Great news!

Nice (but long!) technical post by Russ Cox here about the semantics of shared memory in multi-core systems. Not only is x86 a bit special (compared to ARM for example), but sometimes a particular CPU implementation will be deceptively helpful:

…hardware implementing a stronger model than technically guaranteed encourages dependence on the stronger behavior and means that future, weaker hardware will break programs, validly or not.

I’m purposely leaving out a lot of subtleties in the ARM and POWER weak memory models. For more detail, see any of Peter Sewell’s papers on the topic. There are two important points to take away. First, there is an incredible amount of subtlety here, the subject of well over a decade of academic research by very persistent, very smart people. I don’t claim to understand anywhere near all of it myself. This is not something we should hope to explain to ordinary programmers, not something that we can hope to keep straight while debugging ordinary programs.

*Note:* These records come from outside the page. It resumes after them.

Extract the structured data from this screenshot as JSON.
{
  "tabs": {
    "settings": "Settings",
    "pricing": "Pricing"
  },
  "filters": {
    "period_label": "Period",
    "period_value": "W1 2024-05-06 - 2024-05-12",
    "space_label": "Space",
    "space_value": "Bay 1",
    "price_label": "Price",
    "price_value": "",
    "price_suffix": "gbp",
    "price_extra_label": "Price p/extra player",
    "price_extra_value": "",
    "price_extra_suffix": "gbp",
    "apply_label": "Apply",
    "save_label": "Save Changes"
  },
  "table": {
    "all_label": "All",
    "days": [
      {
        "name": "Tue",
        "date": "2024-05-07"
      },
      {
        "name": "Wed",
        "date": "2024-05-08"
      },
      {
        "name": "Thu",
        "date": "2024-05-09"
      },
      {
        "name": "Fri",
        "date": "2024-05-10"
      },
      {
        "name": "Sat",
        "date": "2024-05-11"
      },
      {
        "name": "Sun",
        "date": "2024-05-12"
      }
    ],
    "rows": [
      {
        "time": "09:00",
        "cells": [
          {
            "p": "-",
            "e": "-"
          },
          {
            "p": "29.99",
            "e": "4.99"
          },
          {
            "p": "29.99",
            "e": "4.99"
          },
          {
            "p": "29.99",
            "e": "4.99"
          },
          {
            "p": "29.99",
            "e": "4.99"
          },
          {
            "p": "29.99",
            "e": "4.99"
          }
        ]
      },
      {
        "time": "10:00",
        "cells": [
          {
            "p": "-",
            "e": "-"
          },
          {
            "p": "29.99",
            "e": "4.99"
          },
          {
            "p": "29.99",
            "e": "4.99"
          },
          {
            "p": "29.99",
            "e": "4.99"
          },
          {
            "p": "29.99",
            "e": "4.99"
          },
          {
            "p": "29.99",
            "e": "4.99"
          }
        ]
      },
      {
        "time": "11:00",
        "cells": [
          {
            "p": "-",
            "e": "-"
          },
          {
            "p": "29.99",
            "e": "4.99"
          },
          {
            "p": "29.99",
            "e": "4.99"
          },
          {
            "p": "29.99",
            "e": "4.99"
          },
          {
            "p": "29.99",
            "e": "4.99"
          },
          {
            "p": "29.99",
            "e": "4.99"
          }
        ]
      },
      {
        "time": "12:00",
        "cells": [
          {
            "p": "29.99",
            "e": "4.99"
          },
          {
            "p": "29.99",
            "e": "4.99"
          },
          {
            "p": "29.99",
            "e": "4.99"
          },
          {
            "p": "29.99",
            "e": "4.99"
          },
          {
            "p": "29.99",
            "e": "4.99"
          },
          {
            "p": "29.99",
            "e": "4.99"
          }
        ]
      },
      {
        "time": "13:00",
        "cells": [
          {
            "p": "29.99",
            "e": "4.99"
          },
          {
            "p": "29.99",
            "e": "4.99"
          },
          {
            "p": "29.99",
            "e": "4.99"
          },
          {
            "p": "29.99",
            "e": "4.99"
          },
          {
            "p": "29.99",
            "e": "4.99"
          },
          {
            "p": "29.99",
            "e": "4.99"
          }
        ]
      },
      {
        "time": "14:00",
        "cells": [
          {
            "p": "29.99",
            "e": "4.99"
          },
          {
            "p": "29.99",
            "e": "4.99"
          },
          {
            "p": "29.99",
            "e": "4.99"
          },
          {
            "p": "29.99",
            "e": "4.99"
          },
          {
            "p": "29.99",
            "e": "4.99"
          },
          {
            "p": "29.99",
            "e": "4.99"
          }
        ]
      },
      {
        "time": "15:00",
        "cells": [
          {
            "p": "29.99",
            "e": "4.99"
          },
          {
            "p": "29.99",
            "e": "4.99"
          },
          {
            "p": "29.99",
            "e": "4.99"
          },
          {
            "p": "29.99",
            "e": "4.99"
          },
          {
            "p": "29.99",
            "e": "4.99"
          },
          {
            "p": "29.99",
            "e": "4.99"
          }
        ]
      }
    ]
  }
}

Second, the gap between what is allowed and what is observed makes for unfortunate future surprises.

As we will see in the next post, the question of a memory model for a higher-level programming language does not have as neat and tidy an answer.